Living up to the Pope’s words: the Vatican turns to solar power
Jeremy Hance, mongabay.com
November 28, 2008
In his three years since being inaugurated, Pope Benedict XVI has made the environment one of his central issues, proclaiming that "God entrusted man with the responsibility of creation". He has described the need to confront climate change as a “moral obligation” and spoken eloquently on the destruction of arable soil, forests and marine life.
Compelled by the Pope’s rhetoric, the Vatican is now taking action: 2,400 photovoltaic panels have been installed on the roof of the Vatican’s Nervi Hall. The solar panels will produce an estimated 300 kilowatt hours of energy annually, proving enough energy to light, heat, and cool Nervi Hall and adjacent areas.

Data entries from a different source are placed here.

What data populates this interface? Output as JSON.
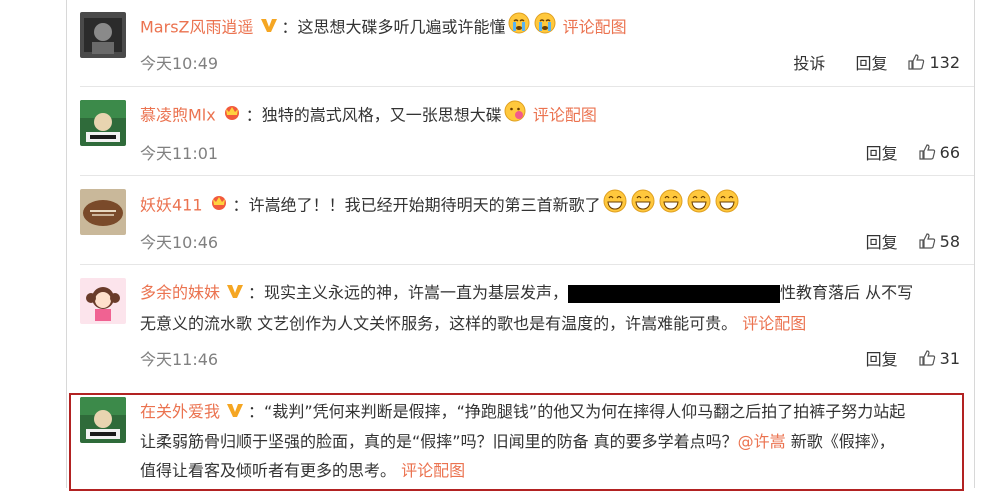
{
  "comments": [
    {
      "username": "MarsZ风雨逍遥",
      "badge": "V",
      "colon": "：",
      "text": "这思想大碟多听几遍或许能懂",
      "pic_link": "评论配图",
      "time": "今天10:49",
      "report": "投诉",
      "reply": "回复",
      "likes": "132"
    },
    {
      "username": "慕凌煦Mlx",
      "badge": "crown",
      "colon": "：",
      "text": "独特的嵩式风格，又一张思想大碟",
      "pic_link": "评论配图",
      "time": "今天11:01",
      "reply": "回复",
      "likes": "66"
    },
    {
      "username": "妖妖411",
      "badge": "crown",
      "colon": "：",
      "text": "许嵩绝了！！我已经开始期待明天的第三首新歌了",
      "time": "今天10:46",
      "reply": "回复",
      "likes": "58"
    },
    {
      "username": "多余的妹妹",
      "badge": "V",
      "colon": "：",
      "text_before": "现实主义永远的神，许嵩一直为基层发声，",
      "text_after": "性教育落后 从不写",
      "text_line2": "无意义的流水歌 文艺创作为人文关怀服务，这样的歌也是有温度的，许嵩难能可贵。",
      "pic_link": "评论配图",
      "time": "今天11:46",
      "reply": "回复",
      "likes": "31"
    },
    {
      "username": "在关外爱我",
      "badge": "V",
      "colon": "：",
      "line1": "“裁判”凭何来判断是假摔，“挣跑腿钱”的他又为何在摔得人仰马翻之后拍了拍裤子努力站起",
      "line2_before": "让柔弱筋骨归顺于坚强的脸面，真的是“假摔”吗？旧闻里的防备 真的要多学着点吗？",
      "mention": "@许嵩",
      "line2_after": " 新歌《假摔》，",
      "line3": "值得让看客及倾听者有更多的思考。",
      "pic_link": "评论配图"
    }
  ],
  "colors": {
    "accent": "#eb7350",
    "vip": "#f5a623",
    "highlight_border": "#b22222",
    "time": "#808080"
  }
}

Church officials have assured the public that the solar panels would not alter the grandeur of the Vatican’s architecture and design. Nervi Hall, also known as Paul VI Audience Hall, is one of the Vatican’s more recent additions. Built in 1971, the hall can hold over 6,000 people and is also home to Pericle Fazzini’s celebrated sculpture “Resurrection”, in which Christ rises from the blast of a nuclear weapon.

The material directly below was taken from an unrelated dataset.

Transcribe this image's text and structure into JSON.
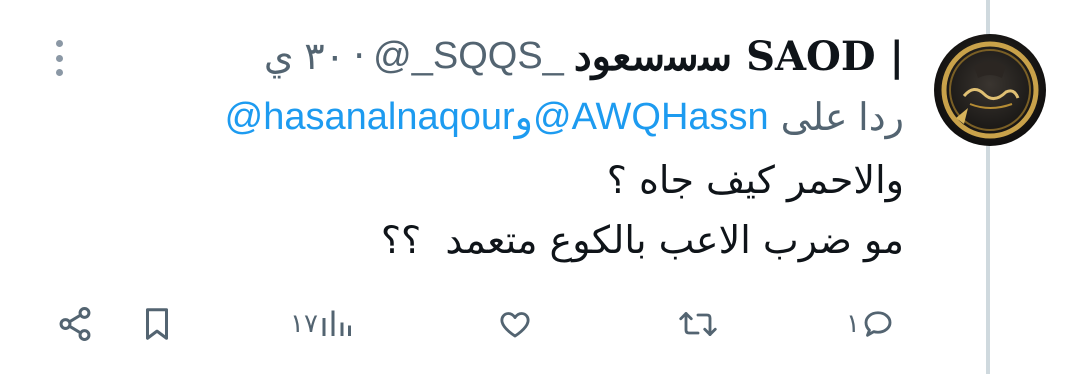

The installation of solar panels on Nervi Hall is the first of many. The Vatican plans to employ enough renewable energy to provide 20 percent of its energy requirements by 2020.

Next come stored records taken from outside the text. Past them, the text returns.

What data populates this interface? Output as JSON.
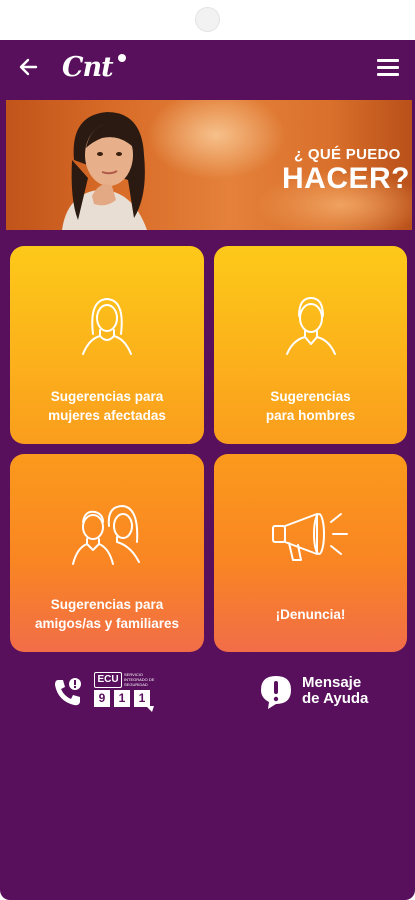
{
  "header": {
    "logo_text": "Cnt",
    "back_icon": "arrow-left-icon",
    "menu_icon": "hamburger-menu-icon"
  },
  "banner": {
    "question_line1": "¿ QUÉ PUEDO",
    "question_line2": "HACER?"
  },
  "cards": [
    {
      "line1": "Sugerencias para",
      "line2": "mujeres afectadas",
      "icon": "woman-icon"
    },
    {
      "line1": "Sugerencias",
      "line2": "para hombres",
      "icon": "man-icon"
    },
    {
      "line1": "Sugerencias para",
      "line2": "amigos/as y familiares",
      "icon": "group-people-icon"
    },
    {
      "line1": "¡Denuncia!",
      "icon": "megaphone-icon"
    }
  ],
  "bottom": {
    "emergency": {
      "ecu_label": "ECU",
      "digits": [
        "9",
        "1",
        "1"
      ],
      "icon": "phone-alert-icon",
      "small_text": "SERVICIO INTEGRADO DE SEGURIDAD"
    },
    "help": {
      "line1": "Mensaje",
      "line2": "de Ayuda",
      "icon": "alert-bubble-icon"
    }
  },
  "colors": {
    "background": "#58105c",
    "card_yellow": "#fcb21b",
    "card_orange": "#f98523",
    "text": "#ffffff"
  }
}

When speaking on the environment, Pope Benedict XVI largely places the blame of environmental degradation on materialism. "In a world closed in on its materialism," the Pope has said, "it is easier for the human being to make himself the dictator of all other creatures and of nature." In March of this year the Pope created a list of seven new sins for the contemporary world, which included polluting the environment and excessive wealth.
Currently there are 1.1 billion Catholics in the world who look to the Pope as their spiritual leader, making Catholicism the world’s largest sect of Christianity.